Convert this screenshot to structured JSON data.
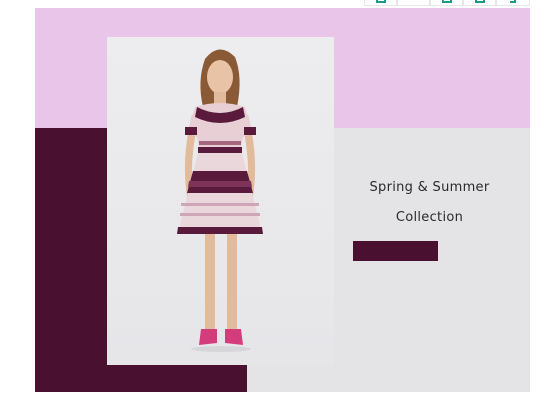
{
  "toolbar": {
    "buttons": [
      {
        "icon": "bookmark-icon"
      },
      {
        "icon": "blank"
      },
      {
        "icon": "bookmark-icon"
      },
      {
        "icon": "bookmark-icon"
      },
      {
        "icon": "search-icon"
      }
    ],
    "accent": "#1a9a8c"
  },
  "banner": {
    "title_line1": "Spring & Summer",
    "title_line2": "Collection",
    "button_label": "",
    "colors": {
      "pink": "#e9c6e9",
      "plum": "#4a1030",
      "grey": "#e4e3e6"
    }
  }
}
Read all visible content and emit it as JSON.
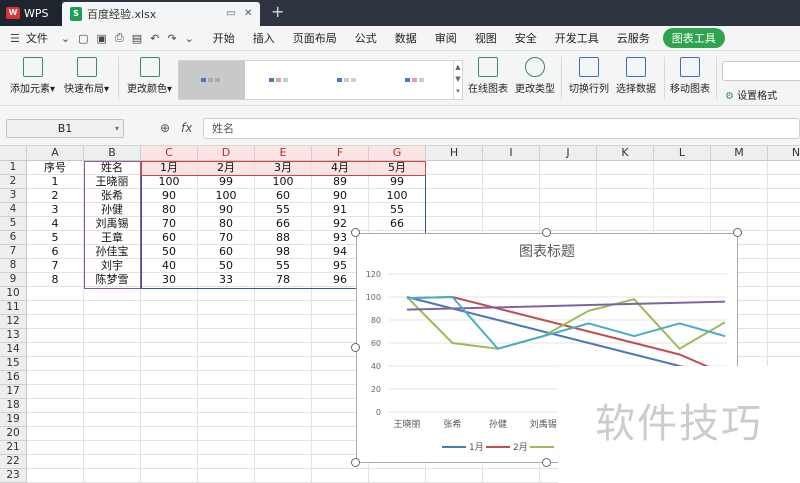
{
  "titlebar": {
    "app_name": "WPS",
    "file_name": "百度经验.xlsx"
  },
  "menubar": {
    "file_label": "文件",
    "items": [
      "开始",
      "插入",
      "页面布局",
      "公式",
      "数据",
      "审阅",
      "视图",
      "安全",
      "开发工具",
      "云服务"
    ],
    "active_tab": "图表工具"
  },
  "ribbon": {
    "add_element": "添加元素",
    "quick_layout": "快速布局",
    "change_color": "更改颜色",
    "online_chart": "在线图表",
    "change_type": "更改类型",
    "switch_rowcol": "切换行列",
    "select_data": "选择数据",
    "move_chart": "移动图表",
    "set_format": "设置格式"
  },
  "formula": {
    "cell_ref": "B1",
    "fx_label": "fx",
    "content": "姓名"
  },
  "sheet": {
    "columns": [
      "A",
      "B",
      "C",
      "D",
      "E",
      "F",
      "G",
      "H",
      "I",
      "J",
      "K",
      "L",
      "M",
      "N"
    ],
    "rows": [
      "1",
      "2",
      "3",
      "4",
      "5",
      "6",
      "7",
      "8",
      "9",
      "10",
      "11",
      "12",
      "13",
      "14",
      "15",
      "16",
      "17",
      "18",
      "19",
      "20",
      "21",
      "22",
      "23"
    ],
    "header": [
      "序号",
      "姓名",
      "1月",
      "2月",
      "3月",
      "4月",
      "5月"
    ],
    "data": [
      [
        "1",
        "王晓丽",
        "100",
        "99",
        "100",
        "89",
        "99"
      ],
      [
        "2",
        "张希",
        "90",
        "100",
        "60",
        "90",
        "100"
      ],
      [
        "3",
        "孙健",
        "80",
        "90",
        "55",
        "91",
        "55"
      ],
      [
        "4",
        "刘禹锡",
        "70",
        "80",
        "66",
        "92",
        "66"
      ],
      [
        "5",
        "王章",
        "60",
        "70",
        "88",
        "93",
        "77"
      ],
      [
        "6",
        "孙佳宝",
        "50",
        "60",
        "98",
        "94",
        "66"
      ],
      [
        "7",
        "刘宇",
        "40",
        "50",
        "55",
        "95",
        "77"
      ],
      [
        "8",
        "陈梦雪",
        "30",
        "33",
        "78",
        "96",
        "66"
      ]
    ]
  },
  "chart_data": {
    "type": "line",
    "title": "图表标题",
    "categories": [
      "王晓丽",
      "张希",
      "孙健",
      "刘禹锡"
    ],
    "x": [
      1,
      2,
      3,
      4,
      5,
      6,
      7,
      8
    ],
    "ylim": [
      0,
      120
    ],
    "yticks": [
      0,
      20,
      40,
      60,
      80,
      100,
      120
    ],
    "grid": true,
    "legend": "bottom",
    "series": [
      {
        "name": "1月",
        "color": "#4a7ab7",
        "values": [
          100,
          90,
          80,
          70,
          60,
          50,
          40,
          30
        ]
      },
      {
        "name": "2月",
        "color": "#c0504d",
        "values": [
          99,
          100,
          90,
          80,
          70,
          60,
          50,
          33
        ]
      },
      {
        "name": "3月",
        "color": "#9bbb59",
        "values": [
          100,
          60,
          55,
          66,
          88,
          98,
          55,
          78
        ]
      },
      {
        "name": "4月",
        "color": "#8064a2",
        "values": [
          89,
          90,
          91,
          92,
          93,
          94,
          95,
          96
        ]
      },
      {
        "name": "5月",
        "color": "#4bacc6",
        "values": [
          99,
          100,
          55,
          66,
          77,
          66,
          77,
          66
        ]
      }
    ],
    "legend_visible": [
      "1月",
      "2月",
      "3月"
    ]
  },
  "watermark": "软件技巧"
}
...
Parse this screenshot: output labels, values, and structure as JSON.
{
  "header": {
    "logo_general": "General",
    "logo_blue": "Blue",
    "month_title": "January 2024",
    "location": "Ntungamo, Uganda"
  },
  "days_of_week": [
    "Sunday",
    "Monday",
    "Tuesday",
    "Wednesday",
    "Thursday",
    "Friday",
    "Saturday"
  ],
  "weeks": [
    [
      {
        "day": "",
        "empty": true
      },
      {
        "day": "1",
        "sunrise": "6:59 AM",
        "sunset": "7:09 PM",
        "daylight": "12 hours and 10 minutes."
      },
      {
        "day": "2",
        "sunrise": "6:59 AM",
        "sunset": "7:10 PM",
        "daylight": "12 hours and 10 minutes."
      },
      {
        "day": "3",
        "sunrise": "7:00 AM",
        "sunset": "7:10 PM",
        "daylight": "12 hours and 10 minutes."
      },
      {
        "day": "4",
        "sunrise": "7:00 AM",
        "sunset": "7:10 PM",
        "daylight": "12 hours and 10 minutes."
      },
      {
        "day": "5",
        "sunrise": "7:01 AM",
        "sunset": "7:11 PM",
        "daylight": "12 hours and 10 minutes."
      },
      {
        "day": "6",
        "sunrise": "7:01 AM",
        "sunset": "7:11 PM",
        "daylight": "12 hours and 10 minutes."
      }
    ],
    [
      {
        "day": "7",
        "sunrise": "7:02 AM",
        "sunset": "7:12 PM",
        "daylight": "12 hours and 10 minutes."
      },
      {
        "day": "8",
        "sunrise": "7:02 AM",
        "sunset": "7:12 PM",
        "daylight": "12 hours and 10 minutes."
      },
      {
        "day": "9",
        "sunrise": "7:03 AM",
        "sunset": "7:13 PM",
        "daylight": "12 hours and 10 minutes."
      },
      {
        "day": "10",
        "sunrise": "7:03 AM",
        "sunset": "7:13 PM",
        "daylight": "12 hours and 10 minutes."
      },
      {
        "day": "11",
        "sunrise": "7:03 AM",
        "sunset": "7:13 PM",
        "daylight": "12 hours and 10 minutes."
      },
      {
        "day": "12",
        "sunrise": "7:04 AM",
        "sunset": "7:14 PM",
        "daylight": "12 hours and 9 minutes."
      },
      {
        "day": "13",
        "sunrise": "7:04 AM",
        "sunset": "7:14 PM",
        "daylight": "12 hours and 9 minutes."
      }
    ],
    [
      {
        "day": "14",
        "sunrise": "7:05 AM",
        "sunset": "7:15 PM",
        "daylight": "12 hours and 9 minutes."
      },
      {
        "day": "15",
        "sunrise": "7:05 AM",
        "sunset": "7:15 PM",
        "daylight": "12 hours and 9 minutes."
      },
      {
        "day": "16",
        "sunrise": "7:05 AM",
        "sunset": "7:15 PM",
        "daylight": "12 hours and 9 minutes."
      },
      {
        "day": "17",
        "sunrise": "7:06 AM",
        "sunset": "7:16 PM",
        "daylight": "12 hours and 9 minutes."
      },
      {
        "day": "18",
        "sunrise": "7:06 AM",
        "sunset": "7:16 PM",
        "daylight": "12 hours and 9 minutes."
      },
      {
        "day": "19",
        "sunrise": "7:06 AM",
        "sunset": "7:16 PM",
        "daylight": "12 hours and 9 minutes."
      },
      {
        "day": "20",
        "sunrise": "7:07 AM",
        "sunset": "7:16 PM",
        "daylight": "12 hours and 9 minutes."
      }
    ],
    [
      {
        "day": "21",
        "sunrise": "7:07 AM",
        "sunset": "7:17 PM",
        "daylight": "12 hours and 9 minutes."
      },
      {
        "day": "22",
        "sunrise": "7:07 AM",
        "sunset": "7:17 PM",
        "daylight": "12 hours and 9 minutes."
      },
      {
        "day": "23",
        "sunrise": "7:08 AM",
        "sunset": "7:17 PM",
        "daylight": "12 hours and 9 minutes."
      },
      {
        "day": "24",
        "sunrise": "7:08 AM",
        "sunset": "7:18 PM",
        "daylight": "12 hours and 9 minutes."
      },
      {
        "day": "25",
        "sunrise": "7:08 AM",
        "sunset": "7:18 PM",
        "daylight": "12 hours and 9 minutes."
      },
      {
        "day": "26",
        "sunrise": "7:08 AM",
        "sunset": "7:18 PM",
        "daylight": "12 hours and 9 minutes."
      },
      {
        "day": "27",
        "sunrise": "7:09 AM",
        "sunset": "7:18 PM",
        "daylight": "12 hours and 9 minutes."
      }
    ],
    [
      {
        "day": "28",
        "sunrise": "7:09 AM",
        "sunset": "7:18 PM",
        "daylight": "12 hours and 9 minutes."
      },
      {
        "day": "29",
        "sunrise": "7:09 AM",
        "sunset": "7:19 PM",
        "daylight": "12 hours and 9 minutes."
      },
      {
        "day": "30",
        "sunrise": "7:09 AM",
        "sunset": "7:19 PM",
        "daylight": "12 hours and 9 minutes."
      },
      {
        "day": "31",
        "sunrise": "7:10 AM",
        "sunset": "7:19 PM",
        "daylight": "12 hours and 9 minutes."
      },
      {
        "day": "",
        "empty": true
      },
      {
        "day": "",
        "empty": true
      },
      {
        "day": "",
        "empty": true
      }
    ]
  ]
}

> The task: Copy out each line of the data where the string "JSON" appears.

> Response:
Convert this screenshot to structured JSON data.
Read all visible content and emit it as JSON.
Parse this screenshot: output labels, values, and structure as JSON.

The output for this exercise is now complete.